  • If using an external hard drive for the data recovery, do this under the "drive" tab. Mount it now.
3b. Transfer Files.
  • At the bottom left of your desktop a list of all hard drives/partitions, USB Drives, and Optical Drives are listed with a familiar looking hard drive icon.
  • Open your old hard drive i.e. sda1
  • Next, open your USB Flash Drive or External Drive. i.e. sdc or sdb1
  • If you open the wrong drive, simply X out at the top right corner of the window that opens. (Just like in Windows)
  • From your old hard drive, drag and drop whatever files/folders you wish to transfer to your USB Drive's Window.
For The Novice: The common path to your pictures, music, video, and documents folders is: Documents and Settings >> All Users (or each idividual name of each user. CHECK All Names!) >> Documents >> You will now see My Music, My Pictures, and My Videos.

Remember to only click once! No double clicking! Once you drag and drop your first folder, you will notice a small menu will appear giving you the option to move or copy. Choose COPY each time you drag and drop.

YOU ARE DONE!!! Simply click Menu >> Mouse Over Shutdown >> Reboot/Turn Off Computer. Be sure to plug your USB Drive into another working windows machine to verify all data is there and transferred without corruption. Congratulations!

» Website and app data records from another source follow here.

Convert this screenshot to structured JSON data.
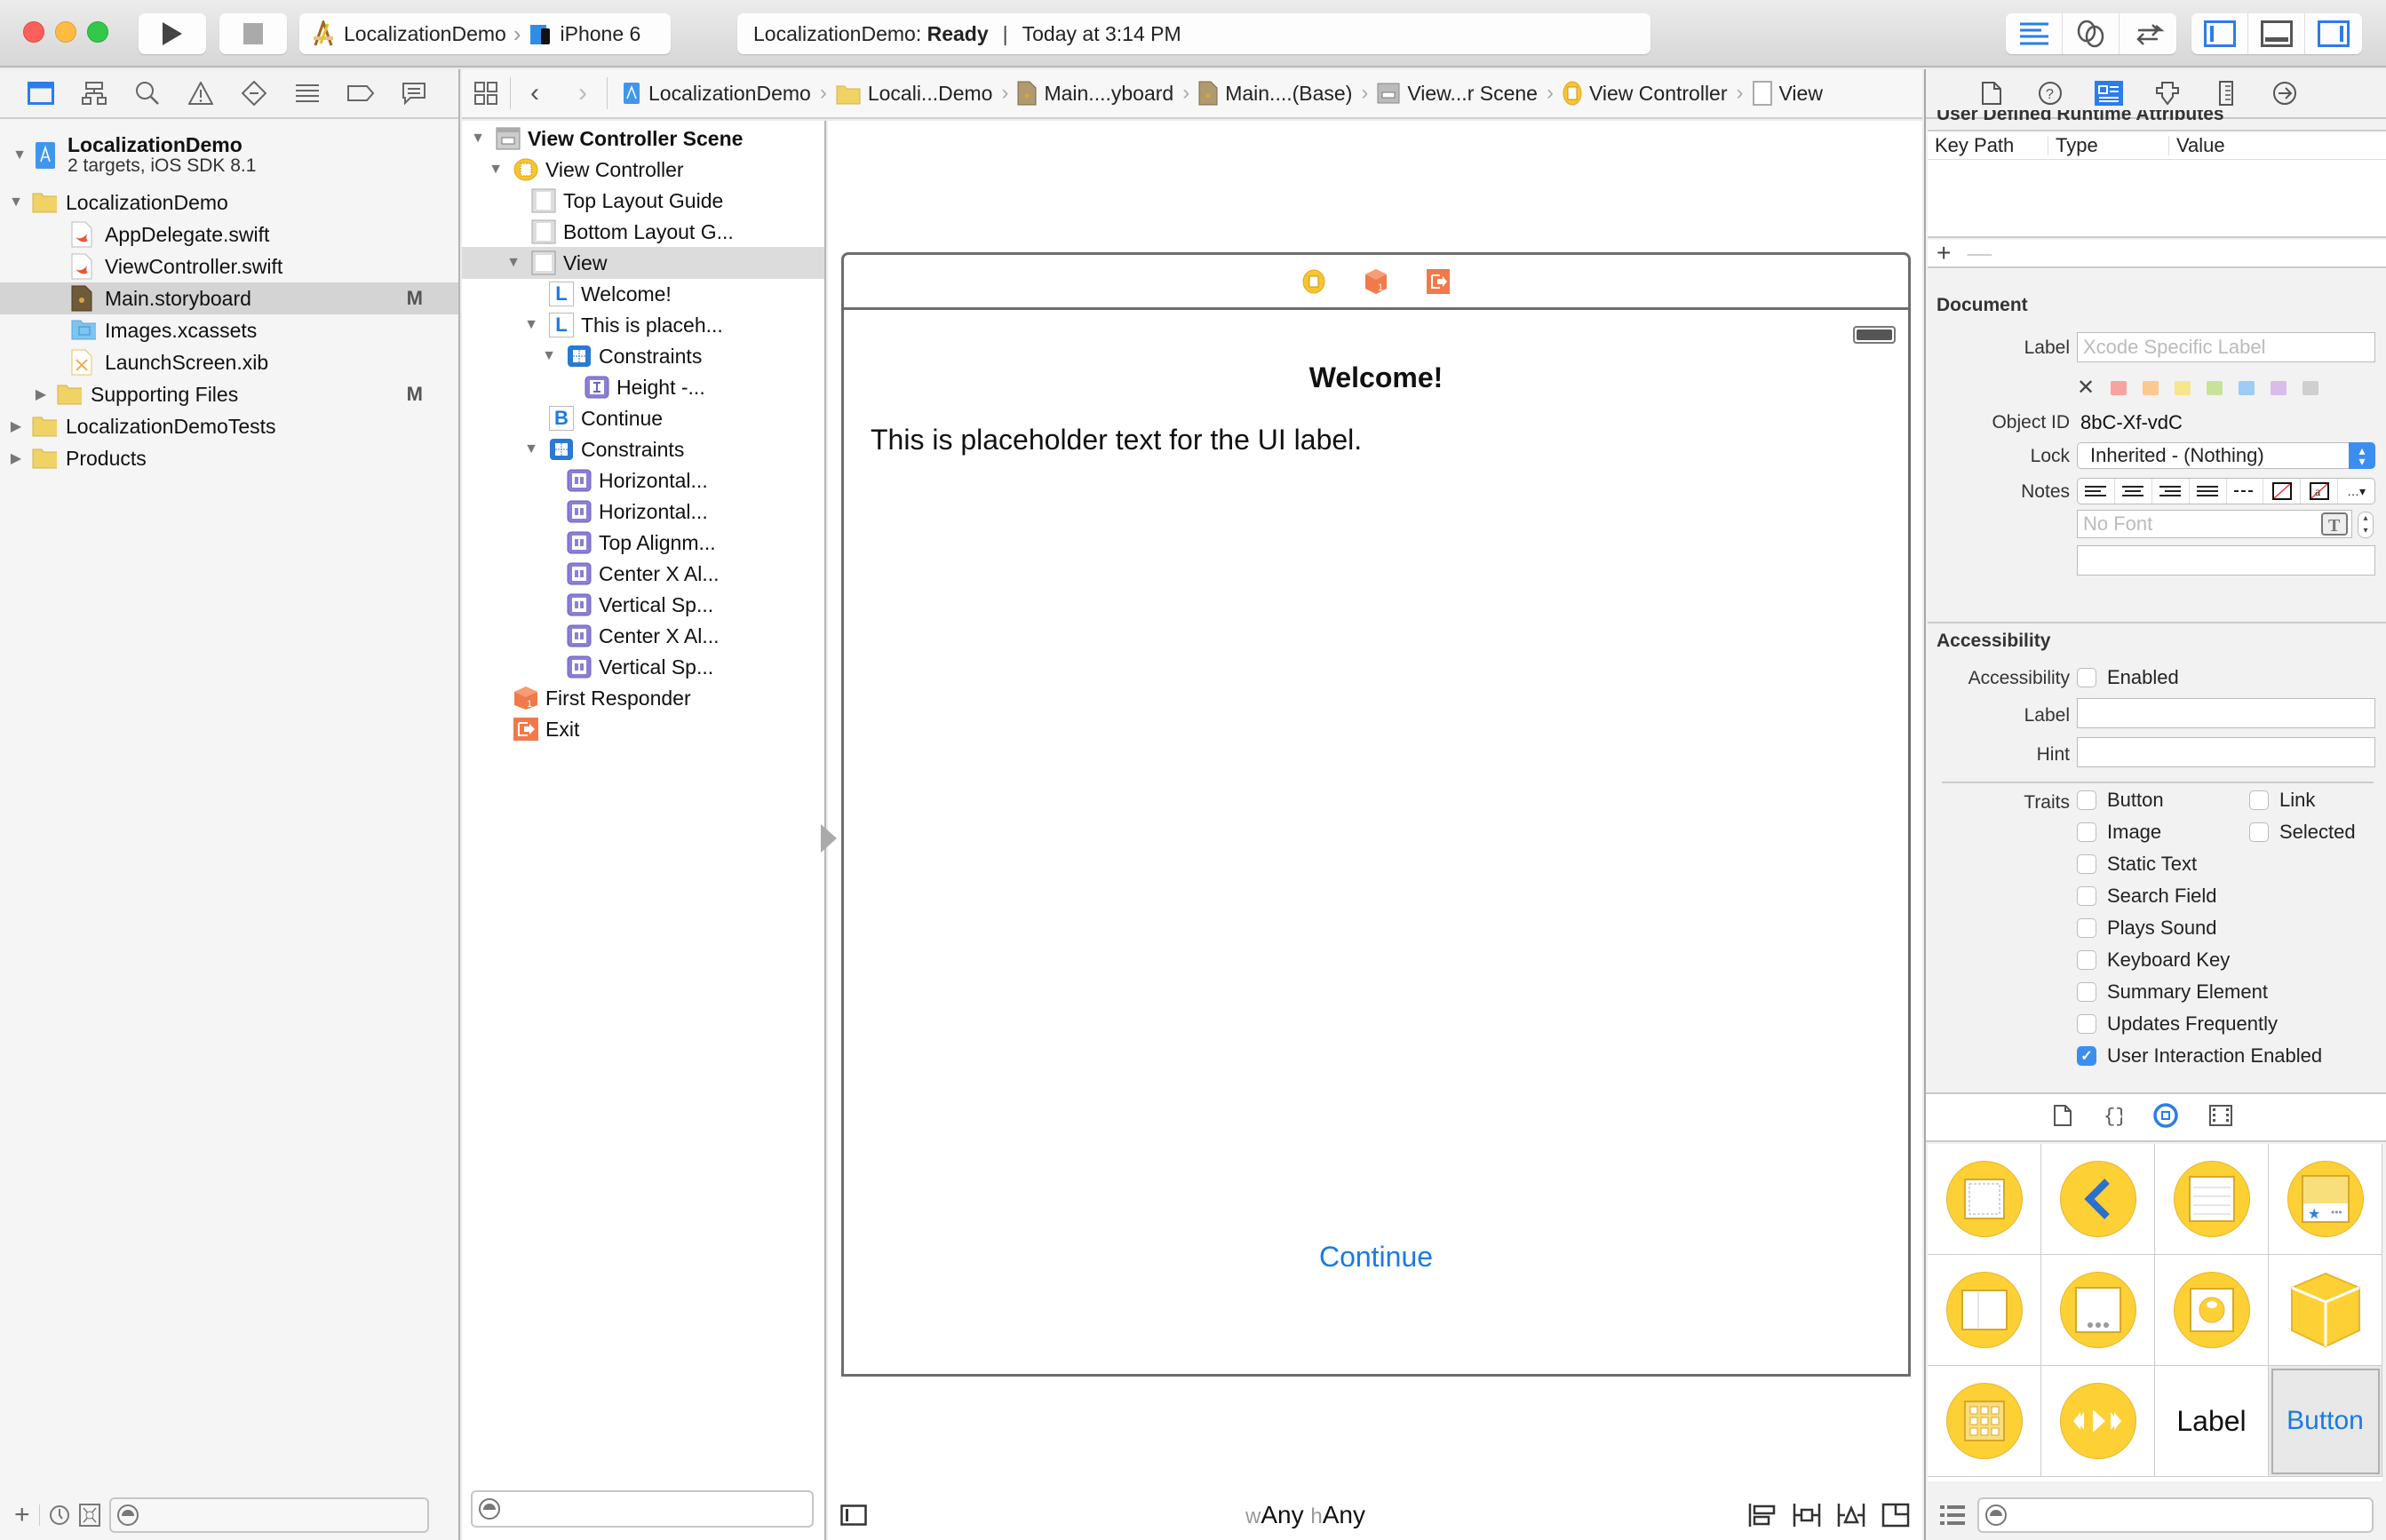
{
  "window": {
    "scheme": {
      "project": "LocalizationDemo",
      "device": "iPhone 6"
    },
    "status": {
      "project": "LocalizationDemo:",
      "state": "Ready",
      "time": "Today at 3:14 PM"
    },
    "editor_modes": [
      "standard-editor-icon",
      "assistant-editor-icon",
      "version-editor-icon"
    ],
    "view_toggles": [
      "navigator-toggle-icon",
      "debug-area-toggle-icon",
      "utilities-toggle-icon"
    ]
  },
  "navigator": {
    "tabs": [
      "project-navigator-icon",
      "symbol-navigator-icon",
      "find-navigator-icon",
      "issue-navigator-icon",
      "test-navigator-icon",
      "debug-navigator-icon",
      "breakpoint-navigator-icon",
      "report-navigator-icon"
    ],
    "project": {
      "name": "LocalizationDemo",
      "subtitle": "2 targets, iOS SDK 8.1"
    },
    "items": [
      {
        "label": "LocalizationDemo",
        "type": "folder",
        "indent": 1,
        "disclosure": "open",
        "badge": ""
      },
      {
        "label": "AppDelegate.swift",
        "type": "swift",
        "indent": 2,
        "disclosure": "",
        "badge": ""
      },
      {
        "label": "ViewController.swift",
        "type": "swift",
        "indent": 2,
        "disclosure": "",
        "badge": ""
      },
      {
        "label": "Main.storyboard",
        "type": "storyboard",
        "indent": 2,
        "disclosure": "",
        "badge": "M",
        "selected": true
      },
      {
        "label": "Images.xcassets",
        "type": "xcassets",
        "indent": 2,
        "disclosure": "",
        "badge": ""
      },
      {
        "label": "LaunchScreen.xib",
        "type": "xib",
        "indent": 2,
        "disclosure": "",
        "badge": ""
      },
      {
        "label": "Supporting Files",
        "type": "folder",
        "indent": 2,
        "disclosure": "closed",
        "badge": "M"
      },
      {
        "label": "LocalizationDemoTests",
        "type": "folder",
        "indent": 1,
        "disclosure": "closed",
        "badge": ""
      },
      {
        "label": "Products",
        "type": "folder",
        "indent": 1,
        "disclosure": "closed",
        "badge": ""
      }
    ],
    "filter_placeholder": ""
  },
  "jumpbar": {
    "crumbs": [
      "LocalizationDemo",
      "Locali...Demo",
      "Main....yboard",
      "Main....(Base)",
      "View...r Scene",
      "View Controller",
      "View"
    ]
  },
  "outline": {
    "items": [
      {
        "label": "View Controller Scene",
        "icon": "scene",
        "level": 0,
        "disclosure": "open",
        "bold": true
      },
      {
        "label": "View Controller",
        "icon": "view-controller",
        "level": 1,
        "disclosure": "open"
      },
      {
        "label": "Top Layout Guide",
        "icon": "layout-guide",
        "level": 2,
        "disclosure": ""
      },
      {
        "label": "Bottom Layout G...",
        "icon": "layout-guide",
        "level": 2,
        "disclosure": ""
      },
      {
        "label": "View",
        "icon": "view",
        "level": 2,
        "disclosure": "open",
        "selected": true
      },
      {
        "label": "Welcome!",
        "icon": "label",
        "level": 3,
        "disclosure": ""
      },
      {
        "label": "This is placeh...",
        "icon": "label",
        "level": 3,
        "disclosure": "open"
      },
      {
        "label": "Constraints",
        "icon": "constraints",
        "level": 4,
        "disclosure": "open"
      },
      {
        "label": "Height -...",
        "icon": "constraint-height",
        "level": 5,
        "disclosure": ""
      },
      {
        "label": "Continue",
        "icon": "button",
        "level": 3,
        "disclosure": ""
      },
      {
        "label": "Constraints",
        "icon": "constraints",
        "level": 3,
        "disclosure": "open"
      },
      {
        "label": "Horizontal...",
        "icon": "constraint",
        "level": 4,
        "disclosure": ""
      },
      {
        "label": "Horizontal...",
        "icon": "constraint",
        "level": 4,
        "disclosure": ""
      },
      {
        "label": "Top Alignm...",
        "icon": "constraint",
        "level": 4,
        "disclosure": ""
      },
      {
        "label": "Center X Al...",
        "icon": "constraint",
        "level": 4,
        "disclosure": ""
      },
      {
        "label": "Vertical Sp...",
        "icon": "constraint",
        "level": 4,
        "disclosure": ""
      },
      {
        "label": "Center X Al...",
        "icon": "constraint",
        "level": 4,
        "disclosure": ""
      },
      {
        "label": "Vertical Sp...",
        "icon": "constraint",
        "level": 4,
        "disclosure": ""
      },
      {
        "label": "First Responder",
        "icon": "first-responder",
        "level": 1,
        "disclosure": ""
      },
      {
        "label": "Exit",
        "icon": "exit",
        "level": 1,
        "disclosure": ""
      }
    ]
  },
  "canvas": {
    "welcome_label": "Welcome!",
    "placeholder_label": "This is placeholder text for the UI label.",
    "continue_button": "Continue",
    "size_class": {
      "w_prefix": "w",
      "w_value": "Any",
      "h_prefix": "h",
      "h_value": "Any"
    }
  },
  "inspector": {
    "udra": {
      "title": "User Defined Runtime Attributes",
      "columns": [
        "Key Path",
        "Type",
        "Value"
      ],
      "add": "+",
      "remove": "—"
    },
    "document": {
      "title": "Document",
      "label_label": "Label",
      "label_placeholder": "Xcode Specific Label",
      "label_colors": [
        "#f7a3a0",
        "#f9c98d",
        "#f8e68a",
        "#c9e29a",
        "#9fcbf6",
        "#d8bde8",
        "#cfcfcf"
      ],
      "object_id_label": "Object ID",
      "object_id": "8bC-Xf-vdC",
      "lock_label": "Lock",
      "lock_value": "Inherited - (Nothing)",
      "notes_label": "Notes",
      "font_placeholder": "No Font"
    },
    "accessibility": {
      "title": "Accessibility",
      "accessibility_label": "Accessibility",
      "enabled_label": "Enabled",
      "enabled": false,
      "label_label": "Label",
      "hint_label": "Hint",
      "traits_label": "Traits",
      "traits": [
        {
          "label": "Button",
          "checked": false
        },
        {
          "label": "Link",
          "checked": false
        },
        {
          "label": "Image",
          "checked": false
        },
        {
          "label": "Selected",
          "checked": false
        },
        {
          "label": "Static Text",
          "checked": false
        },
        {
          "label": "Search Field",
          "checked": false
        },
        {
          "label": "Plays Sound",
          "checked": false
        },
        {
          "label": "Keyboard Key",
          "checked": false
        },
        {
          "label": "Summary Element",
          "checked": false
        },
        {
          "label": "Updates Frequently",
          "checked": false
        },
        {
          "label": "User Interaction Enabled",
          "checked": true
        }
      ]
    },
    "library": {
      "tabs": [
        "file-template-library-icon",
        "code-snippet-library-icon",
        "object-library-icon",
        "media-library-icon"
      ],
      "items": [
        "view-controller",
        "navigation-controller",
        "table-view-controller",
        "tab-bar-controller",
        "split-view-controller",
        "page-view-controller",
        "glkit-view-controller",
        "object",
        "collection-view-controller",
        "av-player-view-controller",
        "Label",
        "Button"
      ]
    }
  }
}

Posted Image

Posted Image

If you're doing this to recovery from a virus or malware infection, (or even if you're not), DO NOT copy executable files (.exe, .scr. etc...) if any of these files are infected you could be copying the corruption over to any new device/computer. just copy documents, pictures, music, or videos.

  • 0

#6
ChainsawPolice

ChainsawPolice

    New Member

  • Topic Starter
  • Member
  • Pip
  • 4 posts
Wow, that made me feel like I was back in kindergarten.
  • I have total access to all my data. Nothing is lost yet, and Windows still boots,
  • Despite my use of Wubi, I know how to use Linux and LiveCDs, including for backup purposes,
  • Linux jargon and techniques are no problem to me, so explaining it all was a waste of energy,
  • The Windows directory structure is about as simple as breathing, so I know how to navigate to C:\Users\myusername,
  • I know how to burn a [bleep] ISO.
Also, my system is not under attack from viruses or malware of any kind.
The problem with my machine is I have no USB or onboard mouse drivers (I really shoulda stated this earlier, my bad :\ ).

I mean, there's only so much I can do with the keyboard.

I've tried to install the drivers using official packages from the manufacturer's website, but I cannot run them - they keep spewing errors in my face about group policy, which I know how to fix, but cannot do so.

I'm able to do open and perform a system restore, but need to run a chkdsk in order to perform the restore. My problem is that I cannot run chkdsk at startup to fix errors on the C drive, which means System Restore cannot run.

I've done registry tricks, set it to schedule a disk check on boot, and everything in between.

I guess my question now is this: Does anybody know of any free tools that I can use to find and fix errors on the main harddrive that are similar to chkdsk?




Edit
*giggle* Sorry, but PuppyLinux...? Really?

Edited by ChainsawPolice, 28 August 2011 - 12:04 AM.

  • 0






Similar Topics

0 user(s) are reading this topic

0 members, 0 guests, 0 anonymous users

As Featured On:

Microsoft Yahoo BBC MSN PC Magazine Washington Post HP